22 countries demand end to China's oppression in Xinjiang

Human Rights Watch calls for UN investigation into Chinese oppression of ethnic minorities


(AP photo)

TAIPEI (Taiwan News) – A group of 22 countries has issued a joint statement demanding that China immediately end its large-scale arbitrary detention and oppression of ethnic and religious minorities in Xinjiang, the Human Rights Watch (HRW) said on Wednesday (July 10).

In a letter to the UN Human Rights Council, signatory countries expressed their concern over Chinese actions that violate the human rights of Uyghurs and other Muslim minorities in Xinjiang, including the establishment of "re-education" camps and widespread surveillance. The statement also calls on China “to allow UN and independent international observers "meaningful access to Xinjiang."

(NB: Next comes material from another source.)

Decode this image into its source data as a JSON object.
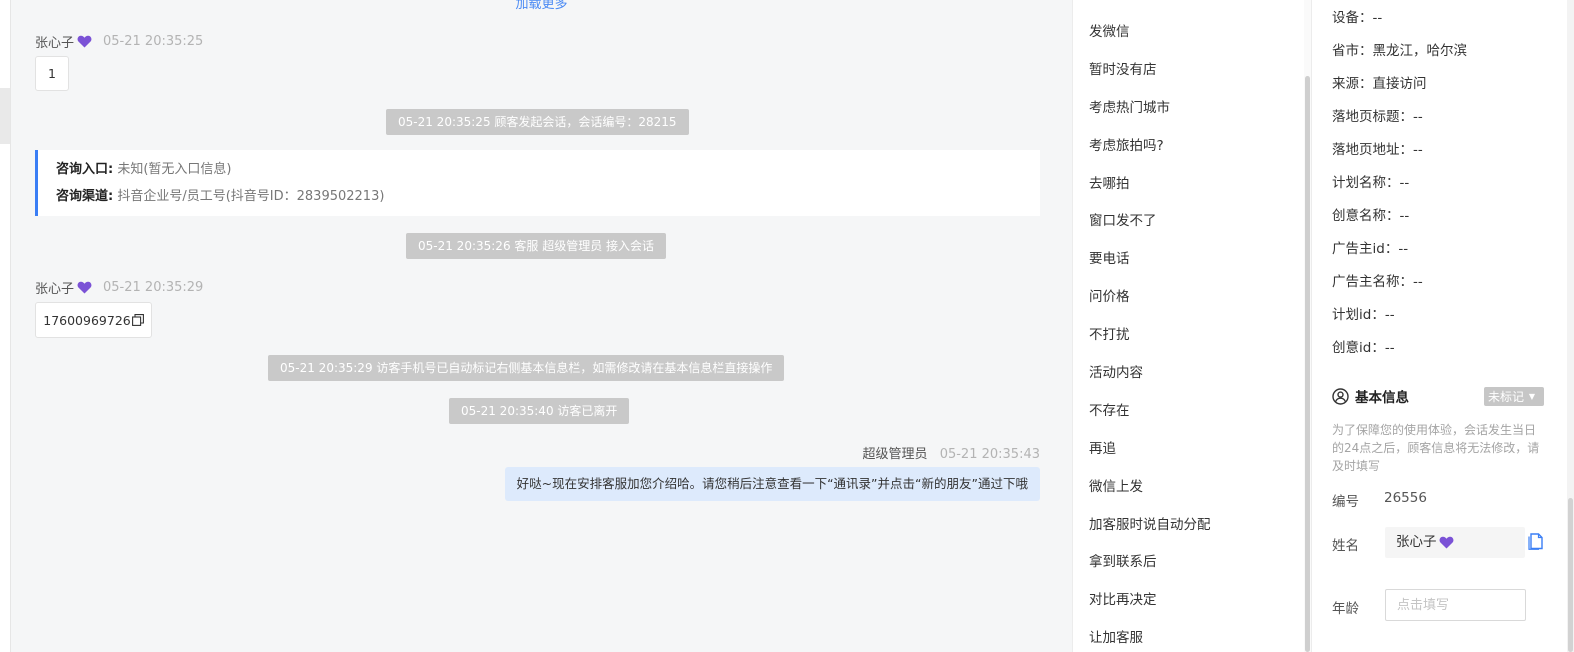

In March, China attempted to suppress all scrutiny of its activities at HRW’s Universal Periodic Review, which regularly evaluates the human rights record of every UN member state, through manipulation of the meeting process. It provided blatantly false answers and threatened delegations not to attend any panel related to human rights in Xinjiang “in the interest of our bilateral relations.”

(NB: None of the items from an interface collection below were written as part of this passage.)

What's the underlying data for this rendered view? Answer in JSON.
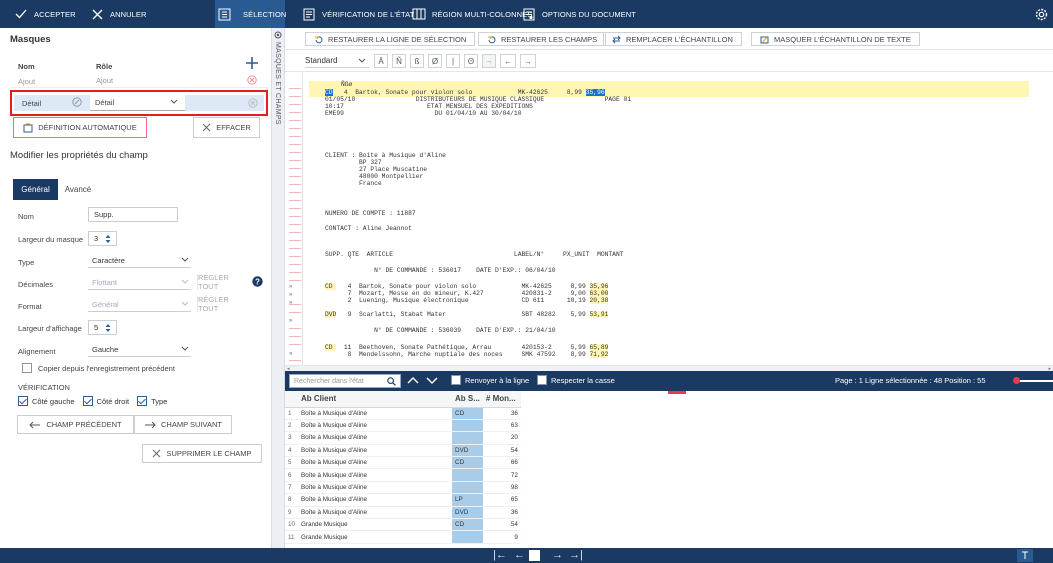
{
  "topbar": {
    "accept": "ACCEPTER",
    "cancel": "ANNULER",
    "selection": "SÉLECTION",
    "verify": "VÉRIFICATION DE L'ÉTAT",
    "multicol": "RÉGION MULTI-COLONNES",
    "docopts": "OPTIONS DU DOCUMENT"
  },
  "vertical_tab": "MASQUES ET CHAMPS",
  "masks": {
    "title": "Masques",
    "col_name": "Nom",
    "col_role": "Rôle",
    "rows": [
      {
        "name": "Ajout",
        "role": "Ajout"
      },
      {
        "name": "Détail",
        "role": "Détail"
      }
    ],
    "auto_def": "DÉFINITION AUTOMATIQUE",
    "clear": "EFFACER"
  },
  "props": {
    "title": "Modifier les propriétés du champ",
    "tab_general": "Général",
    "tab_advanced": "Avancé",
    "name_label": "Nom",
    "name_value": "Supp.",
    "width_label": "Largeur du masque",
    "width_value": "3",
    "type_label": "Type",
    "type_value": "Caractère",
    "decimals_label": "Décimales",
    "decimals_value": "Flottant",
    "format_label": "Format",
    "format_value": "Général",
    "adjust_all": "RÉGLER TOUT",
    "display_width_label": "Largeur d'affichage",
    "display_width_value": "5",
    "align_label": "Alignement",
    "align_value": "Gauche",
    "copy_prev": "Copier depuis l'enregistrement précédent",
    "verification_title": "VÉRIFICATION",
    "left_side": "Côté gauche",
    "right_side": "Côté droit",
    "type_chk": "Type",
    "prev_field": "CHAMP PRÉCÉDENT",
    "next_field": "CHAMP SUIVANT",
    "delete_field": "SUPPRIMER LE CHAMP"
  },
  "toolbar": {
    "restore_line": "RESTAURER LA LIGNE DE SÉLECTION",
    "restore_fields": "RESTAURER LES CHAMPS",
    "replace_sample": "REMPLACER L'ÉCHANTILLON",
    "hide_sample": "MASQUER L'ÉCHANTILLON DE TEXTE",
    "template": "Standard",
    "symbols": [
      "Ā",
      "Ñ",
      "ß",
      "Ø",
      "|",
      "Θ",
      "¬",
      "←",
      "→"
    ]
  },
  "report": {
    "sample": "Ñßø",
    "lines": [
      "   4  Bartok, Sonate pour violon solo            MK-42625     8,99",
      "01/05/10                DISTRIBUTEURS DE MUSIQUE CLASSIQUE                PAGE 01",
      "10:17                      ETAT MENSUEL DES EXPEDITIONS",
      "EME99                        DU 01/04/10 AU 30/04/10",
      "CLIENT : Boite à Musique d'Aline",
      "         BP 327",
      "         27 Place Muscatine",
      "         48000 Montpellier",
      "         France",
      "NUMERO DE COMPTE : 11887",
      "CONTACT : Aline Jeannot",
      "SUPP. QTE  ARTICLE                                LABEL/N°     PX_UNIT  MONTANT",
      "             N° DE COMMANDE : 536017    DATE D'EXP.: 06/04/10",
      "   4  Bartok, Sonate pour violon solo            MK-42625     8,99",
      "   7  Mozart, Messe en do mineur, K.427          420831-2     9,00",
      "   2  Luening, Musique électronique              CD 611      10,19",
      "   9  Scarlatti, Stabat Mater                    SBT 48282    5,99",
      "             N° DE COMMANDE : 536039    DATE D'EXP.: 21/04/10",
      "  11  Beethoven, Sonate Pathétique, Arrau        420153-2     5,99",
      "   8  Mendelssohn, Marche nuptiale des noces     SMK 47592    8,99"
    ],
    "supp": [
      "CD",
      "CD",
      "DVD",
      "CD"
    ],
    "amount_first": "35,96",
    "amounts": [
      "35,96",
      "63,00",
      "20,38",
      "53,91",
      "65,89",
      "71,92"
    ]
  },
  "search": {
    "placeholder": "Rechercher dans l'état",
    "wrap": "Renvoyer à la ligne",
    "case": "Respecter la casse",
    "status": "Page : 1   Ligne sélectionnée : 48   Position : 55"
  },
  "table": {
    "headers": [
      "Ab Client",
      "Ab S...",
      "# Mon..."
    ],
    "rows": [
      {
        "n": "1",
        "client": "Boîte à Musique d'Aline",
        "supp": "CD",
        "amount": "36"
      },
      {
        "n": "2",
        "client": "Boîte à Musique d'Aline",
        "supp": "",
        "amount": "63"
      },
      {
        "n": "3",
        "client": "Boîte à Musique d'Aline",
        "supp": "",
        "amount": "20"
      },
      {
        "n": "4",
        "client": "Boîte à Musique d'Aline",
        "supp": "DVD",
        "amount": "54"
      },
      {
        "n": "5",
        "client": "Boîte à Musique d'Aline",
        "supp": "CD",
        "amount": "66"
      },
      {
        "n": "6",
        "client": "Boîte à Musique d'Aline",
        "supp": "",
        "amount": "72"
      },
      {
        "n": "7",
        "client": "Boîte à Musique d'Aline",
        "supp": "",
        "amount": "98"
      },
      {
        "n": "8",
        "client": "Boîte à Musique d'Aline",
        "supp": "LP",
        "amount": "65"
      },
      {
        "n": "9",
        "client": "Boîte à Musique d'Aline",
        "supp": "DVD",
        "amount": "36"
      },
      {
        "n": "10",
        "client": "Grande Musique",
        "supp": "CD",
        "amount": "54"
      },
      {
        "n": "11",
        "client": "Grande Musique",
        "supp": "",
        "amount": "9"
      }
    ]
  },
  "colors": {
    "nav": "#1b3a63",
    "accent": "#2c5d94",
    "highlight_blue": "#a9cce8",
    "highlight_yellow": "#fff6b3",
    "red_outline": "#e02020"
  }
}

The previous joint statement, led by the U.S. in March 2016, had only 12 signatories. The nearly doubled number of signatories reflects skepticism over the official Chinese pronouncement on the situation.

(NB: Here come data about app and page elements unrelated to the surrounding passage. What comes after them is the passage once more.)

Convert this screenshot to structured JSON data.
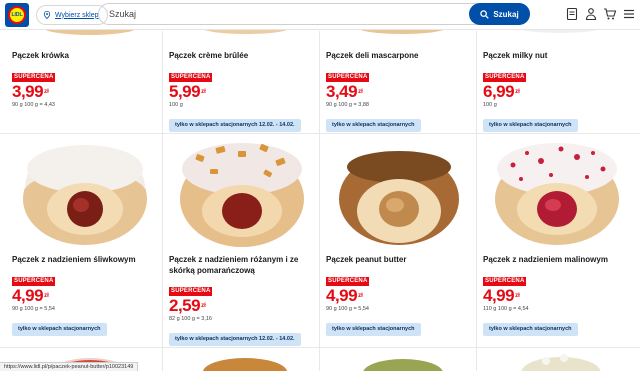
{
  "header": {
    "logo_text": "LIDL",
    "store_label": "Wybierz sklep",
    "search_placeholder": "Szukaj",
    "search_button": "Szukaj",
    "icons": [
      "receipt-icon",
      "account-icon",
      "cart-icon",
      "menu-icon"
    ]
  },
  "products": [
    {
      "name": "Pączek krówka",
      "badge": "SUPERCENA",
      "price": "3,99",
      "currency": "zł",
      "unit": "90 g 100 g = 4,43",
      "availability": ""
    },
    {
      "name": "Pączek crème brûlée",
      "badge": "SUPERCENA",
      "price": "5,99",
      "currency": "zł",
      "unit": "100 g",
      "availability": "tylko w sklepach stacjonarnych 12.02. - 14.02."
    },
    {
      "name": "Pączek deli mascarpone",
      "badge": "SUPERCENA",
      "price": "3,49",
      "currency": "zł",
      "unit": "90 g 100 g = 3,88",
      "availability": "tylko w sklepach stacjonarnych"
    },
    {
      "name": "Pączek milky nut",
      "badge": "SUPERCENA",
      "price": "6,99",
      "currency": "zł",
      "unit": "100 g",
      "availability": "tylko w sklepach stacjonarnych"
    },
    {
      "name": "Pączek z nadzieniem śliwkowym",
      "badge": "SUPERCENA",
      "price": "4,99",
      "currency": "zł",
      "unit": "90 g 100 g = 5,54",
      "availability": "tylko w sklepach stacjonarnych"
    },
    {
      "name": "Pączek z nadzieniem różanym i ze skórką pomarańczową",
      "badge": "SUPERCENA",
      "price": "2,59",
      "currency": "zł",
      "unit": "82 g 100 g = 3,16",
      "availability": "tylko w sklepach stacjonarnych 12.02. - 14.02."
    },
    {
      "name": "Pączek peanut butter",
      "badge": "SUPERCENA",
      "price": "4,99",
      "currency": "zł",
      "unit": "90 g 100 g = 5,54",
      "availability": "tylko w sklepach stacjonarnych"
    },
    {
      "name": "Pączek z nadzieniem malinowym",
      "badge": "SUPERCENA",
      "price": "4,99",
      "currency": "zł",
      "unit": "110 g 100 g = 4,54",
      "availability": "tylko w sklepach stacjonarnych"
    }
  ],
  "status_url": "https://www.lidl.pl/p/paczek-peanut-butter/p10023149",
  "colors": {
    "brand_blue": "#0050aa",
    "price_red": "#e60a14",
    "chip_blue": "#cfe3f7"
  }
}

“The joint statement demonstrates that Beijing is wrong to think it can escape international scrutiny for its abuses in Xinjiang, and the pressure will only increase until these appalling abuses end," said Fisher, HMW's Geneva director. He also noted the statement's importance "not only for Xinjiang’s population, but for people around the world who depend on the UN’s leading rights body to hold even the most powerful countries to account.”

The following countries have signed the agreement: Australia, Austria, Belgium, Canada, Denmark, Estonia, Finland, France, Germany, Iceland, Ireland, Japan, Latvia, Lithuania, Luxembourg, the Netherlands, New Zealand, Norway, Spain, Sweden, Switzerland, and the United Kingdom. HWR expects more countries to follow.